### Task to complete
Pick the lines holding the string "JSON" out of the records and copy them.

### The data
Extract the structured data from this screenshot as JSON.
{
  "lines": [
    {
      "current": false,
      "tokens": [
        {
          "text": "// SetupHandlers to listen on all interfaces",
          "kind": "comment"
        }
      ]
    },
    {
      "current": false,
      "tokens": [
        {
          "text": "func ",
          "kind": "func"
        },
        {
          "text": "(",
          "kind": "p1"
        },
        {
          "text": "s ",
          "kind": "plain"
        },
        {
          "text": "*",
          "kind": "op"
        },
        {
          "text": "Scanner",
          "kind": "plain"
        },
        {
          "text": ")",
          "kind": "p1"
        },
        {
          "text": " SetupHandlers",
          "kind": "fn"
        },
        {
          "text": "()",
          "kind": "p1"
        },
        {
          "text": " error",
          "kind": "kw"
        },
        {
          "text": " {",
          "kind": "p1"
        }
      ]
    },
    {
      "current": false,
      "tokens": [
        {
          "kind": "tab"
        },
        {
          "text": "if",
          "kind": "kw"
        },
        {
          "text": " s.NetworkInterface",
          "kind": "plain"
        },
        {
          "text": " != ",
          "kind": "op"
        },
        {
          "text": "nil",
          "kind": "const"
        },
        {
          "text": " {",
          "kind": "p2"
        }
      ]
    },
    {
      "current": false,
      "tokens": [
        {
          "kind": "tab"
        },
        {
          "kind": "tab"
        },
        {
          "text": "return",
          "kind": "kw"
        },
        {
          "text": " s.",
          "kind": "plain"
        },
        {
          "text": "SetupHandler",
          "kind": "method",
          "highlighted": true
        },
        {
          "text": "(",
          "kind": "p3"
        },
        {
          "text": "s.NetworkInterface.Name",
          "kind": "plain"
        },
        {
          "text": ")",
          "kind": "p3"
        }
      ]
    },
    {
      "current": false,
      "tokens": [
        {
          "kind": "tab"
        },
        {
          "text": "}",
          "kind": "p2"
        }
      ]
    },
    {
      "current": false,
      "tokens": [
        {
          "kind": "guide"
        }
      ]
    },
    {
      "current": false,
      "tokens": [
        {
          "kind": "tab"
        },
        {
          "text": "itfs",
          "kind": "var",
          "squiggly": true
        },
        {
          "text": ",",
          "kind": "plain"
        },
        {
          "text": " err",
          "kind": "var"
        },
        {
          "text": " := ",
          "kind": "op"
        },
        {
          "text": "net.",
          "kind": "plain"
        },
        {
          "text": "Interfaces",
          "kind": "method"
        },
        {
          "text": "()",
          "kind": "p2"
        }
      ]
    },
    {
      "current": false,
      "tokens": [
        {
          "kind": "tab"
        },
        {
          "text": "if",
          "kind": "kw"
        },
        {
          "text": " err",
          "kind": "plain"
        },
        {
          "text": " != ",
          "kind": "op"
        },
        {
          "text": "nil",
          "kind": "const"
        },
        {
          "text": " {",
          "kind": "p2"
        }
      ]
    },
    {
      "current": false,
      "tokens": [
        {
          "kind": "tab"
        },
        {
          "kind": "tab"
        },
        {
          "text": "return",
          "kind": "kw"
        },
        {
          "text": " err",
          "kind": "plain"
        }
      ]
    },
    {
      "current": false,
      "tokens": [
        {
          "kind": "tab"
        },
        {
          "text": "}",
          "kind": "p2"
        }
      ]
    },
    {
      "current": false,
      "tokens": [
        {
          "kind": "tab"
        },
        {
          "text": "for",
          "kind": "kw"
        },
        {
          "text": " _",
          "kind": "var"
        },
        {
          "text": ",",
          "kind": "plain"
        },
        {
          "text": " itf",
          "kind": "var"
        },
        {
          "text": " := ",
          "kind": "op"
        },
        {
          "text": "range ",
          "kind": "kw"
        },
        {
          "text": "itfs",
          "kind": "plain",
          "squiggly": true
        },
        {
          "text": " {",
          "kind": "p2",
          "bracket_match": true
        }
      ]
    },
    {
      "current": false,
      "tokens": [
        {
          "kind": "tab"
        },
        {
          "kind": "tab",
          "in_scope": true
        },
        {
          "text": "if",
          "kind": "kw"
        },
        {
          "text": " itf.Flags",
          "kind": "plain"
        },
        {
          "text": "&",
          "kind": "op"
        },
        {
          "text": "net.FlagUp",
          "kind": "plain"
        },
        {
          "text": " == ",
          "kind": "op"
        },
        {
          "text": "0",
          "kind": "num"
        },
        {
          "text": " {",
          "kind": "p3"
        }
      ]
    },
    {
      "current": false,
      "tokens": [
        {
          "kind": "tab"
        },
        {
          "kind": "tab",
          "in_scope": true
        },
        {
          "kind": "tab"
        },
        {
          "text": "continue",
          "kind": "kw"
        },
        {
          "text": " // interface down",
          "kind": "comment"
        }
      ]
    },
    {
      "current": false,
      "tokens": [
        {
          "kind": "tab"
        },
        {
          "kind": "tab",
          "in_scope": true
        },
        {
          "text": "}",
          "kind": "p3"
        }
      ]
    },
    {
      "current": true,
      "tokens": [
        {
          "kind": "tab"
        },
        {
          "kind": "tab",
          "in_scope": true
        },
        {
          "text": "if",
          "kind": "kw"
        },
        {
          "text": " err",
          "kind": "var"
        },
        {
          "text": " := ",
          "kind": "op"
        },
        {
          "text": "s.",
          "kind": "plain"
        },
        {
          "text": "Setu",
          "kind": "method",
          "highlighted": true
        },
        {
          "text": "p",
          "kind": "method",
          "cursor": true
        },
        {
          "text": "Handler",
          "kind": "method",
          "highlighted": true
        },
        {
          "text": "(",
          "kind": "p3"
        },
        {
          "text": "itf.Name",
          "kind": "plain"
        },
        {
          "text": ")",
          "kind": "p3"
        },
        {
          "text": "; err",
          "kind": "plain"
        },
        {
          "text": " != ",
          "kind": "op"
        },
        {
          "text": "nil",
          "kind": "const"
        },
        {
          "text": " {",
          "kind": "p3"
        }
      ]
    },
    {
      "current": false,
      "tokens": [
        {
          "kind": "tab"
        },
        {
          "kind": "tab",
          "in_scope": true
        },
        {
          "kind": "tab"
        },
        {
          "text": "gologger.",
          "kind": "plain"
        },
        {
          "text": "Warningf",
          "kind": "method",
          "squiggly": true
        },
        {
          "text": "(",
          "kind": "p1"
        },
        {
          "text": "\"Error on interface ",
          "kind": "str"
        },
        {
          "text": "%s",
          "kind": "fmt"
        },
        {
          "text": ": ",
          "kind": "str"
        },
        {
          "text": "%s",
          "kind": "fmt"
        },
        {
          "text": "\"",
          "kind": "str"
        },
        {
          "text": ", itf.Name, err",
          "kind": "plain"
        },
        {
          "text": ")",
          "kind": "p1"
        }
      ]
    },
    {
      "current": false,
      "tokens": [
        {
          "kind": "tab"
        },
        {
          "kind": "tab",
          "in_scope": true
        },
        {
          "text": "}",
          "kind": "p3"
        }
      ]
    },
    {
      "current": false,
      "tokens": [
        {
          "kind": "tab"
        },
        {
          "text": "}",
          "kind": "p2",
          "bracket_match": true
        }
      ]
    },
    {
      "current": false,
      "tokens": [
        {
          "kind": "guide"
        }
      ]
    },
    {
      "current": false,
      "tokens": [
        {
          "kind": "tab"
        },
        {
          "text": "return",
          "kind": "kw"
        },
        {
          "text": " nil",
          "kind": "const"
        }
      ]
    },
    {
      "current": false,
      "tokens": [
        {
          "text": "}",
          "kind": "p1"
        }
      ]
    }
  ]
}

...

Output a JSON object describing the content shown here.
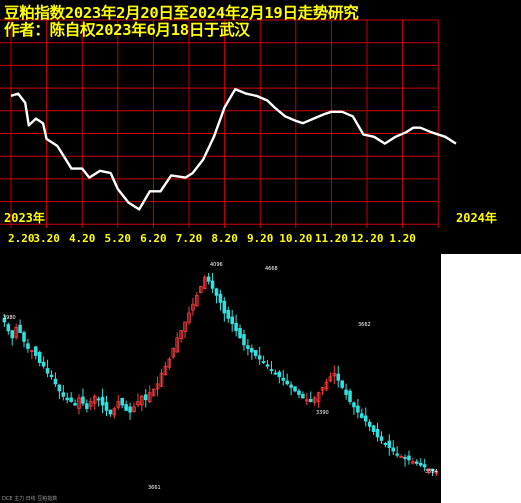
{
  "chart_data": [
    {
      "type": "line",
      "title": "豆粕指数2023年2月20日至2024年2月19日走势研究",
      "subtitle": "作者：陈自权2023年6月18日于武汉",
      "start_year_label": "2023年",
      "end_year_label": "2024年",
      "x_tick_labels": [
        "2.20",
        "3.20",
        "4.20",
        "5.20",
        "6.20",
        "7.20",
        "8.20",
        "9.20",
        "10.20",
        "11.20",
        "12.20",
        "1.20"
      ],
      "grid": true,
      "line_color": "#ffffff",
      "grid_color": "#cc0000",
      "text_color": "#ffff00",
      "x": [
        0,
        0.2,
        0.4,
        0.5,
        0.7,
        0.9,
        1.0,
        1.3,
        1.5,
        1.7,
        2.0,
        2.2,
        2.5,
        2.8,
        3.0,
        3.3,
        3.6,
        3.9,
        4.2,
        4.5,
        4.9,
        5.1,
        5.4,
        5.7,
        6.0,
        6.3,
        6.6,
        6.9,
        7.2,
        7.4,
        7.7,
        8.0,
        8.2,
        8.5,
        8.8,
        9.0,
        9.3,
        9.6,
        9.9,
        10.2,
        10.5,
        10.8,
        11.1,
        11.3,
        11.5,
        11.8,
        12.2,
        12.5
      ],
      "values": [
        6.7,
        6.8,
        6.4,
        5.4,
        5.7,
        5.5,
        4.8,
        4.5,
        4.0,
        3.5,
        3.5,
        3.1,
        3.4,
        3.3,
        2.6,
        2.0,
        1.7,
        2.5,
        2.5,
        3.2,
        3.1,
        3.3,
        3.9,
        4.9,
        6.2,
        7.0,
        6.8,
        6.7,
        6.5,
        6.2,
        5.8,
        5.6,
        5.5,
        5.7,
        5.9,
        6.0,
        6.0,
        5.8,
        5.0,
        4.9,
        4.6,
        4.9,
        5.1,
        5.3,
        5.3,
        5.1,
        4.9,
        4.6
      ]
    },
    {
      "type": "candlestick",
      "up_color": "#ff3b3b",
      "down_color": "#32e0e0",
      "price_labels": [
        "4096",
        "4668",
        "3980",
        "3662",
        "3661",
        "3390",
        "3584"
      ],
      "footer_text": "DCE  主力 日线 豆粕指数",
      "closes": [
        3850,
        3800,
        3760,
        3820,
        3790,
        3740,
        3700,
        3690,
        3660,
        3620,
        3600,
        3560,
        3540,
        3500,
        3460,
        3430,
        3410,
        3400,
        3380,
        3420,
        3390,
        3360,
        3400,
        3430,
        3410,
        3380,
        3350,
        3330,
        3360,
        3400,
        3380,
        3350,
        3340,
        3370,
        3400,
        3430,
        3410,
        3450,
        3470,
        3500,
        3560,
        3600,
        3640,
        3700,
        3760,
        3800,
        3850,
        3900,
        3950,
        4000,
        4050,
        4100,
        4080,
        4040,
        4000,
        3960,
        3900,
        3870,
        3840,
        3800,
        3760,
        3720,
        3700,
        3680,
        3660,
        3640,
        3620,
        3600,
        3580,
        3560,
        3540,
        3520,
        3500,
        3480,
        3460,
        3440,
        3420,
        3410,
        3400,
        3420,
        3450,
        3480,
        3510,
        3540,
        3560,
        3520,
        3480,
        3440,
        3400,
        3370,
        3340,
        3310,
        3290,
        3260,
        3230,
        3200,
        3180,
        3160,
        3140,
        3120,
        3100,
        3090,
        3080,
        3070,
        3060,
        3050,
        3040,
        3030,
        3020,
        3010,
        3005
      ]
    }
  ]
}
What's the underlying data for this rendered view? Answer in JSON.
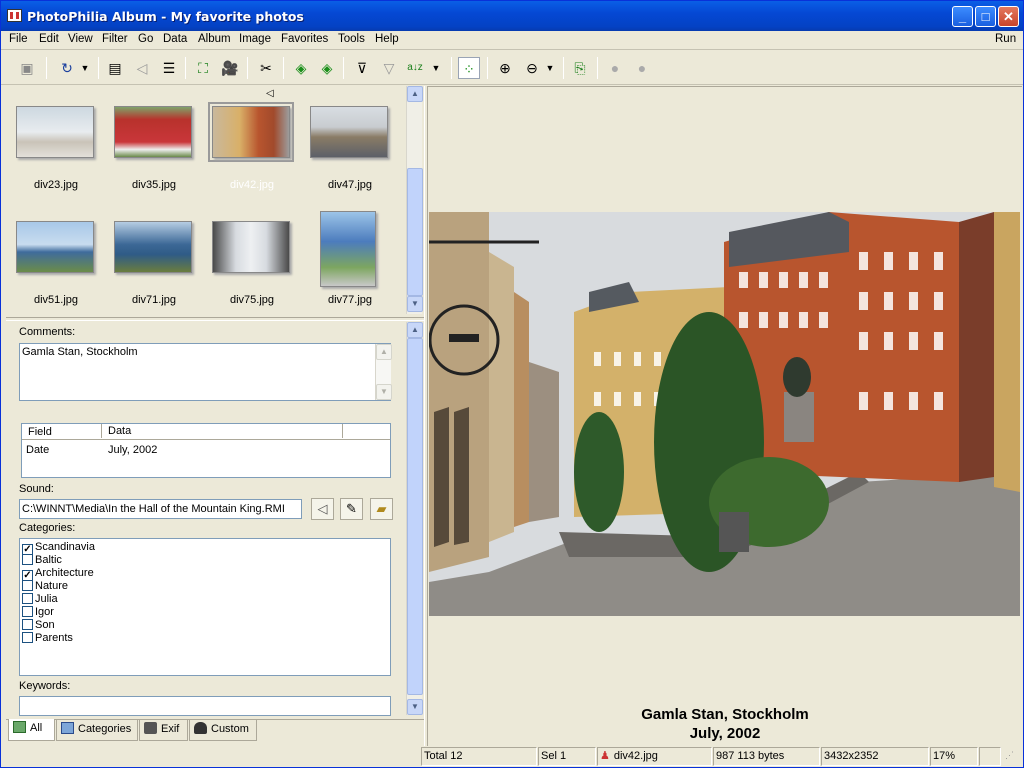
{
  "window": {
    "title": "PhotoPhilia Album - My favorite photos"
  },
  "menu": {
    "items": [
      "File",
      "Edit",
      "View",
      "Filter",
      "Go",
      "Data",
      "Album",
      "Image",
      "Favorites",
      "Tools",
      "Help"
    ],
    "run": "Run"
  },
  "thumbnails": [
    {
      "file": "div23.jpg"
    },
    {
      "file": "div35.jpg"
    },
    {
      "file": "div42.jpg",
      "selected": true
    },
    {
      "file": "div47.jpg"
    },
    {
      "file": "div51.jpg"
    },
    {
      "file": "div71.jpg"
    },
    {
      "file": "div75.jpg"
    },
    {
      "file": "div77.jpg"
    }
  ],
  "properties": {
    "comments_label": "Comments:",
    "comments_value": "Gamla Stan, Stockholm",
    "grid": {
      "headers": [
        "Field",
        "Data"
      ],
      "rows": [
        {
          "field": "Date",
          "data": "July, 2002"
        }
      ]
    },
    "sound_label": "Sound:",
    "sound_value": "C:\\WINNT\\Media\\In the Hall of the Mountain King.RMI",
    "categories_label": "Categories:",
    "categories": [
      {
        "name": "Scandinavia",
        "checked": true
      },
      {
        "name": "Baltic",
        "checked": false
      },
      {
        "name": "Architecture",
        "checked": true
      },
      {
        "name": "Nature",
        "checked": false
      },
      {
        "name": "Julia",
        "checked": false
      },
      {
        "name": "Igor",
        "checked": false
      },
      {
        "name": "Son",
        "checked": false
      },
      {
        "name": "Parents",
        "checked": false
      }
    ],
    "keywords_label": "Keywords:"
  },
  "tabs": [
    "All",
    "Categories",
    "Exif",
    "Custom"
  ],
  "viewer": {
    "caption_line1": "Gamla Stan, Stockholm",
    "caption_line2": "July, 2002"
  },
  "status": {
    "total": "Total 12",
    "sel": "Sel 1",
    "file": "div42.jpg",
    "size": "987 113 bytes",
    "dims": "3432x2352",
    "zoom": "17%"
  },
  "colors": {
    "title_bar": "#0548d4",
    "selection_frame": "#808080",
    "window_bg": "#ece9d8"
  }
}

### Worked solution
Extract the structured data from this screenshot as JSON.
Output a JSON object describing the content shown here.
What's the underlying data for this rendered view? Answer in JSON.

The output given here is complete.